WHAT YOU SHOULD DO: Write out the data word for word and drop any picture you find.
=== Section Start ===
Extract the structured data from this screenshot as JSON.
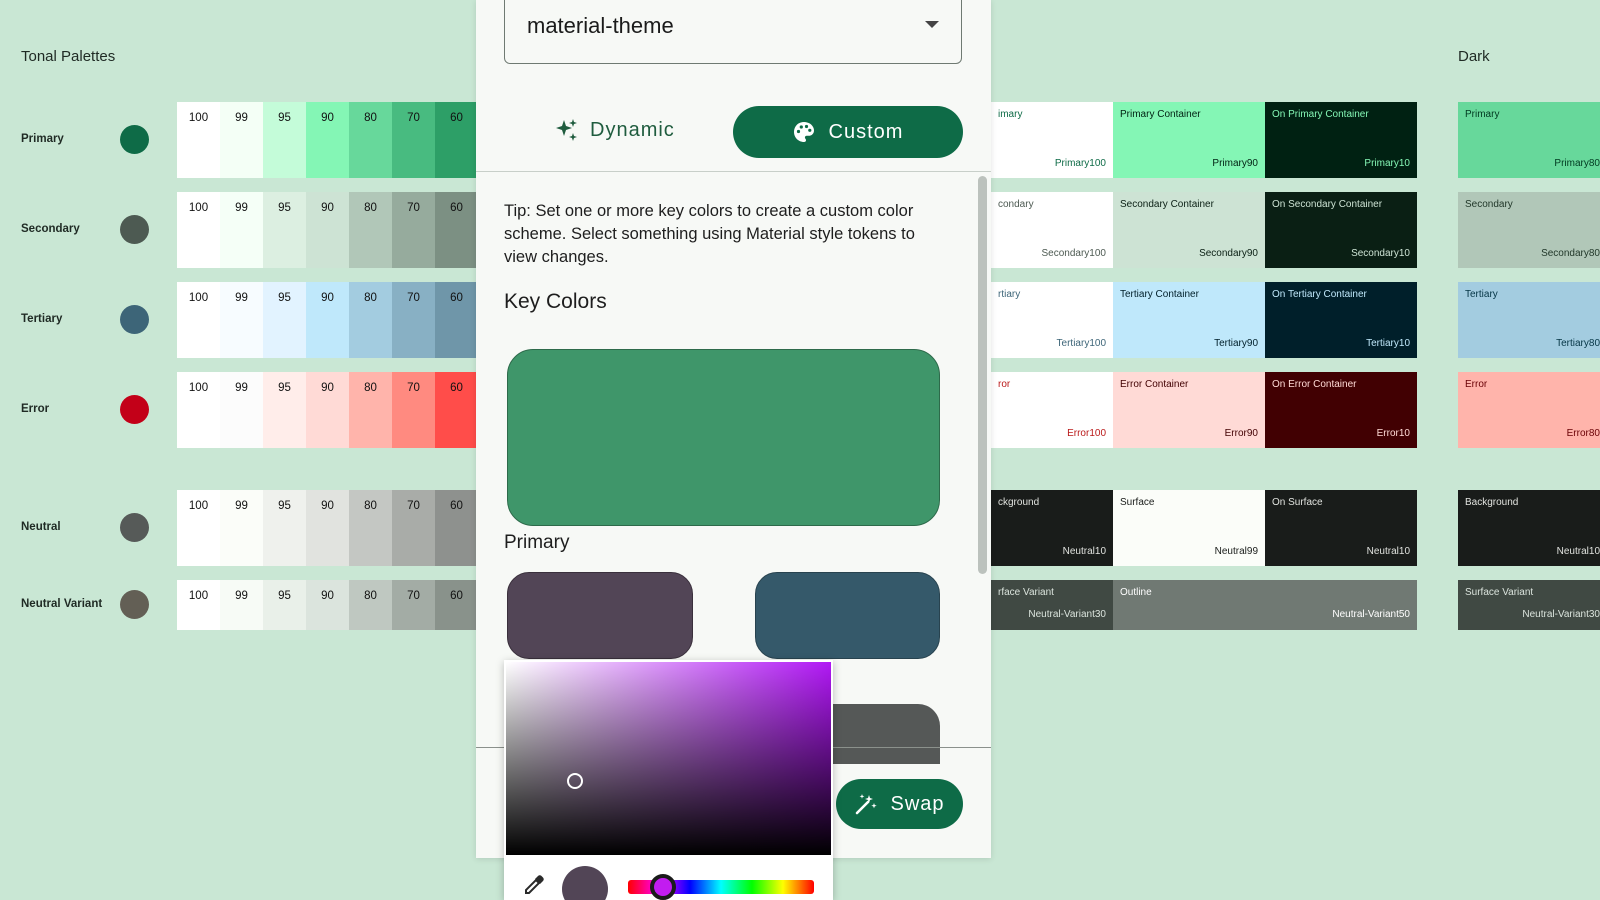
{
  "tonal": {
    "title": "Tonal Palettes",
    "rows": [
      {
        "name": "Primary",
        "dot": "#0e6b47",
        "tones": [
          {
            "label": "100",
            "color": "#ffffff"
          },
          {
            "label": "99",
            "color": "#f4fff6"
          },
          {
            "label": "95",
            "color": "#c4fcd9"
          },
          {
            "label": "90",
            "color": "#84f6b5"
          },
          {
            "label": "80",
            "color": "#67d89b"
          },
          {
            "label": "70",
            "color": "#48bb80"
          },
          {
            "label": "60",
            "color": "#2d9f67"
          }
        ]
      },
      {
        "name": "Secondary",
        "dot": "#4d5a52",
        "tones": [
          {
            "label": "100",
            "color": "#ffffff"
          },
          {
            "label": "99",
            "color": "#f5fff7"
          },
          {
            "label": "95",
            "color": "#dcefe1"
          },
          {
            "label": "90",
            "color": "#cde3d4"
          },
          {
            "label": "80",
            "color": "#b1c7b8"
          },
          {
            "label": "70",
            "color": "#96ab9d"
          },
          {
            "label": "60",
            "color": "#7c9083"
          }
        ]
      },
      {
        "name": "Tertiary",
        "dot": "#3d6578",
        "tones": [
          {
            "label": "100",
            "color": "#ffffff"
          },
          {
            "label": "99",
            "color": "#f7fcff"
          },
          {
            "label": "95",
            "color": "#e2f3ff"
          },
          {
            "label": "90",
            "color": "#bfe8fb"
          },
          {
            "label": "80",
            "color": "#a3cce0"
          },
          {
            "label": "70",
            "color": "#88b0c4"
          },
          {
            "label": "60",
            "color": "#6f96a9"
          }
        ]
      },
      {
        "name": "Error",
        "dot": "#c30018",
        "tones": [
          {
            "label": "100",
            "color": "#ffffff"
          },
          {
            "label": "99",
            "color": "#fcfcfc"
          },
          {
            "label": "95",
            "color": "#ffedea"
          },
          {
            "label": "90",
            "color": "#ffdad6"
          },
          {
            "label": "80",
            "color": "#ffb4ab"
          },
          {
            "label": "70",
            "color": "#ff8a80"
          },
          {
            "label": "60",
            "color": "#ff4d4a"
          }
        ]
      },
      {
        "name": "Neutral",
        "dot": "#565a58",
        "tones": [
          {
            "label": "100",
            "color": "#ffffff"
          },
          {
            "label": "99",
            "color": "#fbfdf9"
          },
          {
            "label": "95",
            "color": "#eff1ed"
          },
          {
            "label": "90",
            "color": "#e1e3df"
          },
          {
            "label": "80",
            "color": "#c4c7c3"
          },
          {
            "label": "70",
            "color": "#a9aca8"
          },
          {
            "label": "60",
            "color": "#8e918e"
          }
        ]
      },
      {
        "name": "Neutral Variant",
        "dot": "#635f55",
        "tones": [
          {
            "label": "100",
            "color": "#ffffff"
          },
          {
            "label": "99",
            "color": "#f7fbf6"
          },
          {
            "label": "95",
            "color": "#e9f0e9"
          },
          {
            "label": "90",
            "color": "#dbe4dd"
          },
          {
            "label": "80",
            "color": "#bfc8c1"
          },
          {
            "label": "70",
            "color": "#a3aca5"
          },
          {
            "label": "60",
            "color": "#89928b"
          }
        ]
      }
    ]
  },
  "scheme": {
    "tiles": [
      {
        "name": "imary",
        "tone": "Primary100",
        "bg": "#ffffff",
        "fg": "#0e6b47"
      },
      {
        "name": "Primary Container",
        "tone": "Primary90",
        "bg": "#84f6b5",
        "fg": "#002112"
      },
      {
        "name": "On Primary Container",
        "tone": "Primary10",
        "bg": "#002112",
        "fg": "#84f6b5"
      },
      {
        "name": "condary",
        "tone": "Secondary100",
        "bg": "#ffffff",
        "fg": "#4d5a52"
      },
      {
        "name": "Secondary Container",
        "tone": "Secondary90",
        "bg": "#cde3d4",
        "fg": "#0a1f14"
      },
      {
        "name": "On Secondary Container",
        "tone": "Secondary10",
        "bg": "#0a1f14",
        "fg": "#cde3d4"
      },
      {
        "name": "rtiary",
        "tone": "Tertiary100",
        "bg": "#ffffff",
        "fg": "#3d6578"
      },
      {
        "name": "Tertiary Container",
        "tone": "Tertiary90",
        "bg": "#bfe8fb",
        "fg": "#001f2a"
      },
      {
        "name": "On Tertiary Container",
        "tone": "Tertiary10",
        "bg": "#001f2a",
        "fg": "#bfe8fb"
      },
      {
        "name": "ror",
        "tone": "Error100",
        "bg": "#ffffff",
        "fg": "#ba1a1a"
      },
      {
        "name": "Error Container",
        "tone": "Error90",
        "bg": "#ffdad6",
        "fg": "#410002"
      },
      {
        "name": "On Error Container",
        "tone": "Error10",
        "bg": "#410002",
        "fg": "#ffdad6"
      },
      {
        "name": "ckground",
        "tone": "Neutral10",
        "bg": "#191c1a",
        "fg": "#e1e3df"
      },
      {
        "name": "Surface",
        "tone": "Neutral99",
        "bg": "#fbfdf9",
        "fg": "#191c1a"
      },
      {
        "name": "On Surface",
        "tone": "Neutral10",
        "bg": "#191c1a",
        "fg": "#e1e3df"
      },
      {
        "name": "rface Variant",
        "tone": "Neutral-Variant30",
        "bg": "#404943",
        "fg": "#dbe4dd"
      },
      {
        "name": "Outline",
        "tone": "Neutral-Variant50",
        "bg": "#707973",
        "fg": "#ffffff"
      }
    ]
  },
  "dark": {
    "title": "Dark",
    "tiles": [
      {
        "name": "Primary",
        "tone": "Primary80",
        "bg": "#67d89b",
        "fg": "#003920"
      },
      {
        "name": "Secondary",
        "tone": "Secondary80",
        "bg": "#b1c7b8",
        "fg": "#1f3527"
      },
      {
        "name": "Tertiary",
        "tone": "Tertiary80",
        "bg": "#a3cce0",
        "fg": "#053545"
      },
      {
        "name": "Error",
        "tone": "Error80",
        "bg": "#ffb4ab",
        "fg": "#690005"
      },
      {
        "name": "Background",
        "tone": "Neutral10",
        "bg": "#191c1a",
        "fg": "#e1e3df"
      },
      {
        "name": "Surface Variant",
        "tone": "Neutral-Variant30",
        "bg": "#404943",
        "fg": "#dbe4dd"
      }
    ]
  },
  "panel": {
    "theme_value": "material-theme",
    "dynamic_label": "Dynamic",
    "custom_label": "Custom",
    "tip": "Tip: Set one or more key colors to create a custom color scheme. Select something using Material style tokens to view changes.",
    "key_colors_title": "Key Colors",
    "primary_label": "Primary",
    "swap_label": "Swap",
    "colors": {
      "primary": "#3f966a",
      "secondary": "#524556",
      "tertiary": "#35596a",
      "accent": "#0e6b47"
    }
  },
  "picker": {
    "current_color": "#524556"
  }
}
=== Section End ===
FINISHED TASK:
Extract the structured data from this screenshot as JSON.
{
  "tonal": {
    "title": "Tonal Palettes",
    "rows": [
      {
        "name": "Primary",
        "dot": "#0e6b47",
        "tones": [
          {
            "label": "100",
            "color": "#ffffff"
          },
          {
            "label": "99",
            "color": "#f4fff6"
          },
          {
            "label": "95",
            "color": "#c4fcd9"
          },
          {
            "label": "90",
            "color": "#84f6b5"
          },
          {
            "label": "80",
            "color": "#67d89b"
          },
          {
            "label": "70",
            "color": "#48bb80"
          },
          {
            "label": "60",
            "color": "#2d9f67"
          }
        ]
      },
      {
        "name": "Secondary",
        "dot": "#4d5a52",
        "tones": [
          {
            "label": "100",
            "color": "#ffffff"
          },
          {
            "label": "99",
            "color": "#f5fff7"
          },
          {
            "label": "95",
            "color": "#dcefe1"
          },
          {
            "label": "90",
            "color": "#cde3d4"
          },
          {
            "label": "80",
            "color": "#b1c7b8"
          },
          {
            "label": "70",
            "color": "#96ab9d"
          },
          {
            "label": "60",
            "color": "#7c9083"
          }
        ]
      },
      {
        "name": "Tertiary",
        "dot": "#3d6578",
        "tones": [
          {
            "label": "100",
            "color": "#ffffff"
          },
          {
            "label": "99",
            "color": "#f7fcff"
          },
          {
            "label": "95",
            "color": "#e2f3ff"
          },
          {
            "label": "90",
            "color": "#bfe8fb"
          },
          {
            "label": "80",
            "color": "#a3cce0"
          },
          {
            "label": "70",
            "color": "#88b0c4"
          },
          {
            "label": "60",
            "color": "#6f96a9"
          }
        ]
      },
      {
        "name": "Error",
        "dot": "#c30018",
        "tones": [
          {
            "label": "100",
            "color": "#ffffff"
          },
          {
            "label": "99",
            "color": "#fcfcfc"
          },
          {
            "label": "95",
            "color": "#ffedea"
          },
          {
            "label": "90",
            "color": "#ffdad6"
          },
          {
            "label": "80",
            "color": "#ffb4ab"
          },
          {
            "label": "70",
            "color": "#ff8a80"
          },
          {
            "label": "60",
            "color": "#ff4d4a"
          }
        ]
      },
      {
        "name": "Neutral",
        "dot": "#565a58",
        "tones": [
          {
            "label": "100",
            "color": "#ffffff"
          },
          {
            "label": "99",
            "color": "#fbfdf9"
          },
          {
            "label": "95",
            "color": "#eff1ed"
          },
          {
            "label": "90",
            "color": "#e1e3df"
          },
          {
            "label": "80",
            "color": "#c4c7c3"
          },
          {
            "label": "70",
            "color": "#a9aca8"
          },
          {
            "label": "60",
            "color": "#8e918e"
          }
        ]
      },
      {
        "name": "Neutral Variant",
        "dot": "#635f55",
        "tones": [
          {
            "label": "100",
            "color": "#ffffff"
          },
          {
            "label": "99",
            "color": "#f7fbf6"
          },
          {
            "label": "95",
            "color": "#e9f0e9"
          },
          {
            "label": "90",
            "color": "#dbe4dd"
          },
          {
            "label": "80",
            "color": "#bfc8c1"
          },
          {
            "label": "70",
            "color": "#a3aca5"
          },
          {
            "label": "60",
            "color": "#89928b"
          }
        ]
      }
    ]
  },
  "scheme": {
    "tiles": [
      {
        "name": "imary",
        "tone": "Primary100",
        "bg": "#ffffff",
        "fg": "#0e6b47"
      },
      {
        "name": "Primary Container",
        "tone": "Primary90",
        "bg": "#84f6b5",
        "fg": "#002112"
      },
      {
        "name": "On Primary Container",
        "tone": "Primary10",
        "bg": "#002112",
        "fg": "#84f6b5"
      },
      {
        "name": "condary",
        "tone": "Secondary100",
        "bg": "#ffffff",
        "fg": "#4d5a52"
      },
      {
        "name": "Secondary Container",
        "tone": "Secondary90",
        "bg": "#cde3d4",
        "fg": "#0a1f14"
      },
      {
        "name": "On Secondary Container",
        "tone": "Secondary10",
        "bg": "#0a1f14",
        "fg": "#cde3d4"
      },
      {
        "name": "rtiary",
        "tone": "Tertiary100",
        "bg": "#ffffff",
        "fg": "#3d6578"
      },
      {
        "name": "Tertiary Container",
        "tone": "Tertiary90",
        "bg": "#bfe8fb",
        "fg": "#001f2a"
      },
      {
        "name": "On Tertiary Container",
        "tone": "Tertiary10",
        "bg": "#001f2a",
        "fg": "#bfe8fb"
      },
      {
        "name": "ror",
        "tone": "Error100",
        "bg": "#ffffff",
        "fg": "#ba1a1a"
      },
      {
        "name": "Error Container",
        "tone": "Error90",
        "bg": "#ffdad6",
        "fg": "#410002"
      },
      {
        "name": "On Error Container",
        "tone": "Error10",
        "bg": "#410002",
        "fg": "#ffdad6"
      },
      {
        "name": "ckground",
        "tone": "Neutral10",
        "bg": "#191c1a",
        "fg": "#e1e3df"
      },
      {
        "name": "Surface",
        "tone": "Neutral99",
        "bg": "#fbfdf9",
        "fg": "#191c1a"
      },
      {
        "name": "On Surface",
        "tone": "Neutral10",
        "bg": "#191c1a",
        "fg": "#e1e3df"
      },
      {
        "name": "rface Variant",
        "tone": "Neutral-Variant30",
        "bg": "#404943",
        "fg": "#dbe4dd"
      },
      {
        "name": "Outline",
        "tone": "Neutral-Variant50",
        "bg": "#707973",
        "fg": "#ffffff"
      }
    ]
  },
  "dark": {
    "title": "Dark",
    "tiles": [
      {
        "name": "Primary",
        "tone": "Primary80",
        "bg": "#67d89b",
        "fg": "#003920"
      },
      {
        "name": "Secondary",
        "tone": "Secondary80",
        "bg": "#b1c7b8",
        "fg": "#1f3527"
      },
      {
        "name": "Tertiary",
        "tone": "Tertiary80",
        "bg": "#a3cce0",
        "fg": "#053545"
      },
      {
        "name": "Error",
        "tone": "Error80",
        "bg": "#ffb4ab",
        "fg": "#690005"
      },
      {
        "name": "Background",
        "tone": "Neutral10",
        "bg": "#191c1a",
        "fg": "#e1e3df"
      },
      {
        "name": "Surface Variant",
        "tone": "Neutral-Variant30",
        "bg": "#404943",
        "fg": "#dbe4dd"
      }
    ]
  },
  "panel": {
    "theme_value": "material-theme",
    "dynamic_label": "Dynamic",
    "custom_label": "Custom",
    "tip": "Tip: Set one or more key colors to create a custom color scheme. Select something using Material style tokens to view changes.",
    "key_colors_title": "Key Colors",
    "primary_label": "Primary",
    "swap_label": "Swap",
    "colors": {
      "primary": "#3f966a",
      "secondary": "#524556",
      "tertiary": "#35596a",
      "accent": "#0e6b47"
    }
  },
  "picker": {
    "current_color": "#524556"
  }
}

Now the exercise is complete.